[Edit: In the classical case, observables commute. So one may speak of both the angular momentum and LRL eccentricity of an orbit simultaneously. But the quantum operators for angular momentum and LRL do not commute in general, hence we cannot characterize states in terms of simultaneous eigenstates of these operators.]

That's not simple. It turns out that we have 2 Casimirs, being the squares of ##J_\pm := (L\pm M')/2##. But for this problem, it also turns out that ##L \cdot M = 0##, which has the consequence that these Casimirs are equal. (You'll have to crunch through the computations to verify this.) So I'll just call them both ##J##.

Although ##J## obeys so(3) commutation relations, it is not the physical angular momentum ##L##. Nevertheless, ##J^2## has the usual eigenvalues ##j(j+1)## (i.e., half-integral ##j##). Just keep in mind that this ##j## is not the same as the physical angular momentum eigenvalues. We're just working in an abstract Hilbert space to find the ##J^2## eigenvalues.

Since ##J## commutes with ##H##, we can use it to find the detailed spectrum for given energy. Indeed, it turns out that $$ E \propto \frac{1}{(2j+1)^2}$$which is usually written as $$ E \propto \frac{1}{n^2}$$where ##n := 2j+1## is the more familiar principal quantum number for the H-atom.

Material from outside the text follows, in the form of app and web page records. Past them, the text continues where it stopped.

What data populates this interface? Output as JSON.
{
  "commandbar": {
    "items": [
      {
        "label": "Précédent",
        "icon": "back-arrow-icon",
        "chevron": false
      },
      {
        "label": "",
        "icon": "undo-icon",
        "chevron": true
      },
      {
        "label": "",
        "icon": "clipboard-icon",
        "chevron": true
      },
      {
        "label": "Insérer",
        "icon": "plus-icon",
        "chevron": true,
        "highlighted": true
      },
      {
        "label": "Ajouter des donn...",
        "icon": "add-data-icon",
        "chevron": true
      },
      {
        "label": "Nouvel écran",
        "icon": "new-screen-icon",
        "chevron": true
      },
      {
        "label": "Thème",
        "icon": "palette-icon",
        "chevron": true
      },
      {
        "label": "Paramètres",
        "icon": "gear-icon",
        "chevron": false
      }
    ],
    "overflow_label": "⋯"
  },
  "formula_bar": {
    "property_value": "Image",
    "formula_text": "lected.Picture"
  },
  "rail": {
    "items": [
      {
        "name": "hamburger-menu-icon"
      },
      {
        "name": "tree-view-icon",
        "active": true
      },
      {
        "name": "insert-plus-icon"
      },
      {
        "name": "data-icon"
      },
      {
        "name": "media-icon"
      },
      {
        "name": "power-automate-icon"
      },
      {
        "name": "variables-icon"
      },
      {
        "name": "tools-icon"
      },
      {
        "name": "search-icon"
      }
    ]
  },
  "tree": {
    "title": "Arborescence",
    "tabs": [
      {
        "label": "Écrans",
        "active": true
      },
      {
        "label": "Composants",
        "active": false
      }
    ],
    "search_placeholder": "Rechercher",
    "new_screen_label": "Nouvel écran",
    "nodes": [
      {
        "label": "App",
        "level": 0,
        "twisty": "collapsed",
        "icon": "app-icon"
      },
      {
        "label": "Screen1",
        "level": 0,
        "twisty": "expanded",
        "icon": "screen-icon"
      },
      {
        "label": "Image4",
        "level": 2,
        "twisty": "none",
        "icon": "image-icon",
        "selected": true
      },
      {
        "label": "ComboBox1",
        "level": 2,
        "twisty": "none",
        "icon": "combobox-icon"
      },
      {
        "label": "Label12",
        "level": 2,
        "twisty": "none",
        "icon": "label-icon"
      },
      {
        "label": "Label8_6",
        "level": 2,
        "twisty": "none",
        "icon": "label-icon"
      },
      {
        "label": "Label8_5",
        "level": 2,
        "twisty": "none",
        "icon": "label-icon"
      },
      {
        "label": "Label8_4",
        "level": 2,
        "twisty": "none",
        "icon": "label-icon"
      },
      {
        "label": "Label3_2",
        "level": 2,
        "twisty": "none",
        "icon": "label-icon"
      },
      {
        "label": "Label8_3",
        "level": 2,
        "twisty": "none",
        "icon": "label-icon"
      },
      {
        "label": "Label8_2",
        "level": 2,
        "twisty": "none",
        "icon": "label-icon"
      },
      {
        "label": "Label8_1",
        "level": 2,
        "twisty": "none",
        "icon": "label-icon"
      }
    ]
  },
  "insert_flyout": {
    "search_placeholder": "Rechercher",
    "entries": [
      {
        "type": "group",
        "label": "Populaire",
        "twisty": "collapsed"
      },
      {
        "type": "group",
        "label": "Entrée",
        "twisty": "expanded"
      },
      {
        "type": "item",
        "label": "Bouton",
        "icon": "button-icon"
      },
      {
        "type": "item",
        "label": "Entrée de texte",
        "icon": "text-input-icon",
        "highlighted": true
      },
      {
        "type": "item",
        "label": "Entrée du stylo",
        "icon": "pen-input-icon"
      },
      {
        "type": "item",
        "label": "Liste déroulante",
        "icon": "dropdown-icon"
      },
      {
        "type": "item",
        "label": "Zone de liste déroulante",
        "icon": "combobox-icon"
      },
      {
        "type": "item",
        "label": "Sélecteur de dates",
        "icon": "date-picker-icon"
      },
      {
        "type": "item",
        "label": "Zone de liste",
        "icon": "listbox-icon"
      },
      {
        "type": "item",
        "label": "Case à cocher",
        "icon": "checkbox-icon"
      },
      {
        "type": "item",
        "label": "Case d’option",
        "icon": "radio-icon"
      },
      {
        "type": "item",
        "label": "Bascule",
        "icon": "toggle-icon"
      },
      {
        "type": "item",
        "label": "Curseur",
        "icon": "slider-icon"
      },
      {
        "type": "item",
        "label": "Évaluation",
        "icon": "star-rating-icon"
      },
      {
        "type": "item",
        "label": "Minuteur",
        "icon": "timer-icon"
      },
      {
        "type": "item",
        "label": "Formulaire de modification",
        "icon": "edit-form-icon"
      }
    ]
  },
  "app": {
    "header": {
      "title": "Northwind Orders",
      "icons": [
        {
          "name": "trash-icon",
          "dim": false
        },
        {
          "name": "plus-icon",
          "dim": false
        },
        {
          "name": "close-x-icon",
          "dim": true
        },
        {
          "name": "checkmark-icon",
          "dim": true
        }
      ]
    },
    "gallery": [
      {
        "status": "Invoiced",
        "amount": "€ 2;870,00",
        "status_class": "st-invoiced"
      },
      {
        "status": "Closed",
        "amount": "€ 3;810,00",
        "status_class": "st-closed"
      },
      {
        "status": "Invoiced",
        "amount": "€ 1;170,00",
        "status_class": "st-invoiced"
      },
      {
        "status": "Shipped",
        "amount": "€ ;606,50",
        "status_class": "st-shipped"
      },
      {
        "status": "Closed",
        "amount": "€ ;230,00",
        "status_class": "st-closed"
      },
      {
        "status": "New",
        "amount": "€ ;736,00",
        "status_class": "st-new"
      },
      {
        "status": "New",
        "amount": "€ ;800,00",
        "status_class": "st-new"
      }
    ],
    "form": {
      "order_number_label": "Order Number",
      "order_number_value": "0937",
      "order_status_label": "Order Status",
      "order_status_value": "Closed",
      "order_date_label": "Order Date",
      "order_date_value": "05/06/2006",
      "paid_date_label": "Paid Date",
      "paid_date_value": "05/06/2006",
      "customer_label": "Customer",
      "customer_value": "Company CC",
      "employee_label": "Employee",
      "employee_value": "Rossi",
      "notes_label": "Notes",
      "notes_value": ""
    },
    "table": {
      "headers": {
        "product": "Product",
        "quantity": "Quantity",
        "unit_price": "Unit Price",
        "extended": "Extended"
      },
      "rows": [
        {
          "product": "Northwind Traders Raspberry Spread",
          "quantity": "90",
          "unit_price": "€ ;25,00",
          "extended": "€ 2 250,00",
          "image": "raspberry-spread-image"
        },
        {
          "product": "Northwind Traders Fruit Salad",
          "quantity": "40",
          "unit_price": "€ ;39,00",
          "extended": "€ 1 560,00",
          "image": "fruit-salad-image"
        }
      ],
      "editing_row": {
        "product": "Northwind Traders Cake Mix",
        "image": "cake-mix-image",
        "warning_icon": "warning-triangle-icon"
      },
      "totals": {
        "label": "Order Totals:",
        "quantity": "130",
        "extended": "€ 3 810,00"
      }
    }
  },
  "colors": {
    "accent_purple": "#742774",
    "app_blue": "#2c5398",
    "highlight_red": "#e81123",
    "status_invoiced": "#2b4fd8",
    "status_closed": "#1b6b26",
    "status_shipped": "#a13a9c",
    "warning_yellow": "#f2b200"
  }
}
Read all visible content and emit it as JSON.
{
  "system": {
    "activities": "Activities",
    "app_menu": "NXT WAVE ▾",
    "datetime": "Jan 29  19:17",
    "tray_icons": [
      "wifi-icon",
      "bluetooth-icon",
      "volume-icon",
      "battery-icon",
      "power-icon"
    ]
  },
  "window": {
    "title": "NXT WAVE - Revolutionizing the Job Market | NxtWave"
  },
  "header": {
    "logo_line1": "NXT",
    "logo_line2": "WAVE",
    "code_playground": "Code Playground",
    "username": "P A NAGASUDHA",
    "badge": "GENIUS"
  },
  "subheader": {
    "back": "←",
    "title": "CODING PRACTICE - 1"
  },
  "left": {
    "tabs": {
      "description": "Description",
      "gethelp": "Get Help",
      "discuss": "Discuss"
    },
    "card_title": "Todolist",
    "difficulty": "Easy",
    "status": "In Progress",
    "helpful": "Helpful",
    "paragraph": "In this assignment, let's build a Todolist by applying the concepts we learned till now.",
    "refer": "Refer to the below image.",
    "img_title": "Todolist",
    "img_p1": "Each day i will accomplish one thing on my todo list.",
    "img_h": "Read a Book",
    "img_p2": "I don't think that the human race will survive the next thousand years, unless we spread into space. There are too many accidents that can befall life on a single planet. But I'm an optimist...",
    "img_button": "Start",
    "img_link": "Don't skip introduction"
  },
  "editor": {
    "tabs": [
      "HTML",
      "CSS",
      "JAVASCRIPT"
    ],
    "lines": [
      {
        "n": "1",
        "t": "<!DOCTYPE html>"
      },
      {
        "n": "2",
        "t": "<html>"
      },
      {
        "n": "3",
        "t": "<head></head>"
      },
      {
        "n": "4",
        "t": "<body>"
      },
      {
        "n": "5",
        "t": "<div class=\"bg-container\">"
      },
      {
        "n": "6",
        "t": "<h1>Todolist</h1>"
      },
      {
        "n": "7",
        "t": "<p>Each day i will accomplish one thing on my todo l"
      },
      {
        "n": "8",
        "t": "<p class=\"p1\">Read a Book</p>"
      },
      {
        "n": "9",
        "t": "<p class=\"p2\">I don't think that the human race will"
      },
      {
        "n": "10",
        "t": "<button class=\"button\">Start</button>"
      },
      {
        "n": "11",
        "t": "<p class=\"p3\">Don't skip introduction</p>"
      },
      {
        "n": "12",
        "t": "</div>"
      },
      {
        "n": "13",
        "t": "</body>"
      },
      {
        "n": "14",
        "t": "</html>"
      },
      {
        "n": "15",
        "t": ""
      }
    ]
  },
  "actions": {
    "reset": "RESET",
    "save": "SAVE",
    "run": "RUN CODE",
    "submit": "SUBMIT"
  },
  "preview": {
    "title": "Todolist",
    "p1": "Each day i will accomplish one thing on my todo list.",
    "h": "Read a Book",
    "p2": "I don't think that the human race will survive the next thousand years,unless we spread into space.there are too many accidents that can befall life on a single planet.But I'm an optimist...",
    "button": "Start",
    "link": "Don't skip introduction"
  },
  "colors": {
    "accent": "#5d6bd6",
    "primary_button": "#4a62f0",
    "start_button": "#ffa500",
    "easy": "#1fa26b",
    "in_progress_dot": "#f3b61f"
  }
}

Now, ##2J^2 = (L^2 + M'^2)/2##, hence ##L^2 = 4J^2 - M'2##. Denoting the eigenvalues of ##L^2## by ##\ell(\ell+1)##, this implies that ##\ell(\ell+1) \le 4j(j+1)## (since ##M'## is Hermitian). And since ##n := 2j+1##, we then deduce ##\ell \le n-1##, which is the well-known formula constraining possible angular momenta for each value of the principal quantum number ##n##. One then constructs states as ##|n\ell m\rangle##, where ##m## is the usual eigenvalue for the z-component of angular momentum.

Unfortunately, ##[L, M'] \ne 0## in general, so the action of ##M'## on these states is complicated. Authors such as Barut and Wybourne attempt to construct operators in the larger group SO(4,2) which can ladder between the various ##|n\ell m\rangle## states. But this is really messy, and I've so far been unable to verify their claimed results.

IIRC, they also offer alternate constructions of H-atom states (i.e., in a different basis) in terms of the ##J## operators, but those computations also become rather messy. Note however, that ##M'## does not commute with the ##J## operators in general, so it's action on eigenstates of ##J^2## is messy.

That's probably more than you wanted to know, right?

Well, in a way yes. Its more than I wanted to know but is not a superset of what I wanted to know!
On the other hand, its surely valuable information which I do want to know.
Well, I guess its too messy to be answered here.
Thanks